(Component data from apps and pages)
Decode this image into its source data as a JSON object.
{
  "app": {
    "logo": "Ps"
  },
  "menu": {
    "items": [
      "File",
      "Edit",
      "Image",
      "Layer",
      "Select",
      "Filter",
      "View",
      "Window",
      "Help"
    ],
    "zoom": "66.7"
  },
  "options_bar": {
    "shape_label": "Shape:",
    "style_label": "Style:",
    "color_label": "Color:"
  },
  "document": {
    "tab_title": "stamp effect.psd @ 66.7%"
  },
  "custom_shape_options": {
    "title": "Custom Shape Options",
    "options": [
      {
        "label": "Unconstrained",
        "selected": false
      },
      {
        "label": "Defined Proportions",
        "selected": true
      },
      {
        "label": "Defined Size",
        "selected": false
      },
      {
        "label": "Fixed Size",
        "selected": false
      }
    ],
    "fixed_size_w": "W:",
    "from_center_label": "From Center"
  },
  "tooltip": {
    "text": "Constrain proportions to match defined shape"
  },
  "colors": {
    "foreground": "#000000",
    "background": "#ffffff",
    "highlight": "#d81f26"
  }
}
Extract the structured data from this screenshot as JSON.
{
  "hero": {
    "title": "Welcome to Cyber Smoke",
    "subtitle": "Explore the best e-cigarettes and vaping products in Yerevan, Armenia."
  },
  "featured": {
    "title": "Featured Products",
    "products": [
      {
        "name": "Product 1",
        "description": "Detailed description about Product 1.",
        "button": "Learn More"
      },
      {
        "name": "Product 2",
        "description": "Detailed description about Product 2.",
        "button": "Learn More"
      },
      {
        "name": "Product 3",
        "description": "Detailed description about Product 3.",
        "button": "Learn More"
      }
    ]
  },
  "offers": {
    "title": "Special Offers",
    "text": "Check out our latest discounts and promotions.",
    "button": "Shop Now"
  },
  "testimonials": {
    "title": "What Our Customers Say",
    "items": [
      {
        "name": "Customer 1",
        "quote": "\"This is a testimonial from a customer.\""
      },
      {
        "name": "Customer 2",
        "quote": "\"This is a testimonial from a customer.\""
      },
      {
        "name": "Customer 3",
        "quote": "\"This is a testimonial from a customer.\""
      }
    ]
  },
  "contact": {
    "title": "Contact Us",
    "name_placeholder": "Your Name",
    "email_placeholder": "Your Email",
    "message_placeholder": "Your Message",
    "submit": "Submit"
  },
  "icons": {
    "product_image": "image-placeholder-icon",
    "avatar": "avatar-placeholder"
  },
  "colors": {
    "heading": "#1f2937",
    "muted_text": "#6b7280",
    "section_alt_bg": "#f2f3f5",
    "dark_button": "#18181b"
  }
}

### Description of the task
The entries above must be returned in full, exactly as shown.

### Problem solution
Decode this image into its source data as a JSON object.
{
  "app": {
    "logo": "Ps"
  },
  "menu": {
    "items": [
      "File",
      "Edit",
      "Image",
      "Layer",
      "Select",
      "Filter",
      "View",
      "Window",
      "Help"
    ],
    "zoom": "66.7"
  },
  "options_bar": {
    "shape_label": "Shape:",
    "style_label": "Style:",
    "color_label": "Color:"
  },
  "document": {
    "tab_title": "stamp effect.psd @ 66.7%"
  },
  "custom_shape_options": {
    "title": "Custom Shape Options",
    "options": [
      {
        "label": "Unconstrained",
        "selected": false
      },
      {
        "label": "Defined Proportions",
        "selected": true
      },
      {
        "label": "Defined Size",
        "selected": false
      },
      {
        "label": "Fixed Size",
        "selected": false
      }
    ],
    "fixed_size_w": "W:",
    "from_center_label": "From Center"
  },
  "tooltip": {
    "text": "Constrain proportions to match defined shape"
  },
  "colors": {
    "foreground": "#000000",
    "background": "#ffffff",
    "highlight": "#d81f26"
  }
}
Extract the structured data from this screenshot as JSON.
{
  "hero": {
    "title": "Welcome to Cyber Smoke",
    "subtitle": "Explore the best e-cigarettes and vaping products in Yerevan, Armenia."
  },
  "featured": {
    "title": "Featured Products",
    "products": [
      {
        "name": "Product 1",
        "description": "Detailed description about Product 1.",
        "button": "Learn More"
      },
      {
        "name": "Product 2",
        "description": "Detailed description about Product 2.",
        "button": "Learn More"
      },
      {
        "name": "Product 3",
        "description": "Detailed description about Product 3.",
        "button": "Learn More"
      }
    ]
  },
  "offers": {
    "title": "Special Offers",
    "text": "Check out our latest discounts and promotions.",
    "button": "Shop Now"
  },
  "testimonials": {
    "title": "What Our Customers Say",
    "items": [
      {
        "name": "Customer 1",
        "quote": "\"This is a testimonial from a customer.\""
      },
      {
        "name": "Customer 2",
        "quote": "\"This is a testimonial from a customer.\""
      },
      {
        "name": "Customer 3",
        "quote": "\"This is a testimonial from a customer.\""
      }
    ]
  },
  "contact": {
    "title": "Contact Us",
    "name_placeholder": "Your Name",
    "email_placeholder": "Your Email",
    "message_placeholder": "Your Message",
    "submit": "Submit"
  },
  "icons": {
    "product_image": "image-placeholder-icon",
    "avatar": "avatar-placeholder"
  },
  "colors": {
    "heading": "#1f2937",
    "muted_text": "#6b7280",
    "section_alt_bg": "#f2f3f5",
    "dark_button": "#18181b"
  }
}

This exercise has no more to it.